Age and disability

HideShow resource information
what is meant by the key term physiological factor?
one that affects your living body and therefore effects you physically
1 of 14
young children cannot cope with difficult tasks, what does this affect?
their ability to learn and practise
2 of 14
what happens to your flexibility as you get older?
it decreases with age and therefore makes certain activities more difficult when you get older e.g gymnastics
3 of 14
what happens to your oxygen capacity and reaction time as you get older?
it decreases
4 of 14
what happens to injury and disease as you get older?
more common as your bones become brittle and recovery takes longer
5 of 14
what happens to your skill level as you get older?
start to increase as you get into your teens and twenties but declines as you get older.
6 of 14
what happens to your strength as you get older?
starts to increase as you get older, peaking in the twenties and thirties but then decreasing as you get into your forties
7 of 14
why is age division put into place?
they are used because they are physiological factors which can either be an advantage or disadvantage for an individual, such as strength/flexibility/skill levels. examples of age divisions include under fourteens/under sixteens etc.
8 of 14
types of disabilitys?
physical, mental, permanent, temporary
9 of 14
how are disabled people catered for in activities?
adapted activities, such as wheelchair basketball, which has specific rules as to how the wheelchairs can be used in contact
10 of 14
how are the disabled people catered for in equipment?
adapted equipment, such as in footballs for blind people they have ball bearings inside the ball so that the players can hear the ball moving.
11 of 14
how is disability classifications a benefit?
this means disabled competitors can compete with others that have the same or familiar disabilitys to make the competition fair.
12 of 14
examples of provision for the disabled?
wider parking bays in carparks, ramp access for wheelchairs, disabled lifts, automatic doors, special changing areas and toliets, wider corridors
13 of 14
give four ways that disability might affect participation in physical activity?
physical/health difficulties, lack of strength, lack of role models, lack of money, mental problems, difficulties in transport
14 of 14

Other cards in this set

Card 2

Front

young children cannot cope with difficult tasks, what does this affect?

Back

their ability to learn and practise

Card 3

Front

what happens to your flexibility as you get older?

Back

Preview of the front of card 3

Card 4

Front

what happens to your oxygen capacity and reaction time as you get older?

Back

Preview of the front of card 4

Card 5

Front

what happens to injury and disease as you get older?

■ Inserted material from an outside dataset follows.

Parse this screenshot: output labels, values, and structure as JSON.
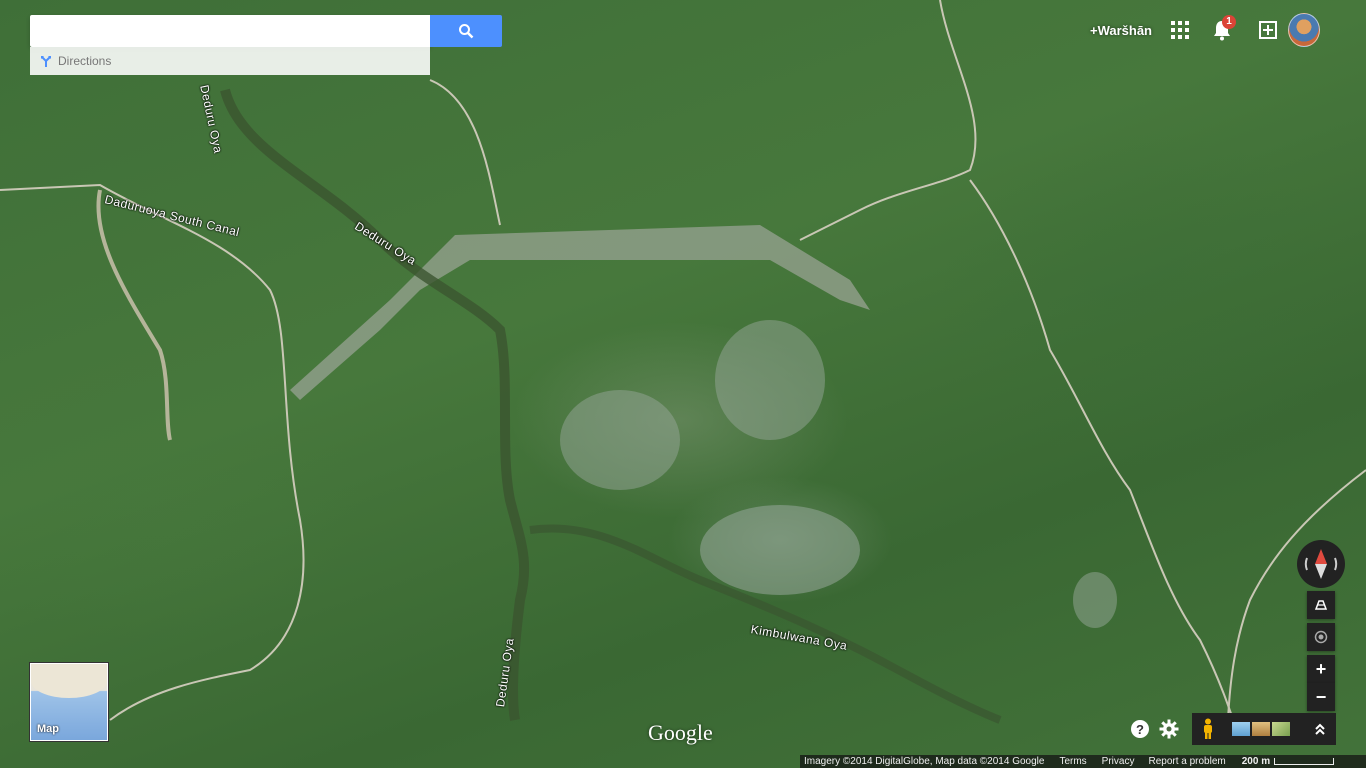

Back

Preview of the front of card 5
View more cards

Comments

No comments have yet been made

Similar Physical Education resources:

See all Physical Education resources »See all age and disability resources »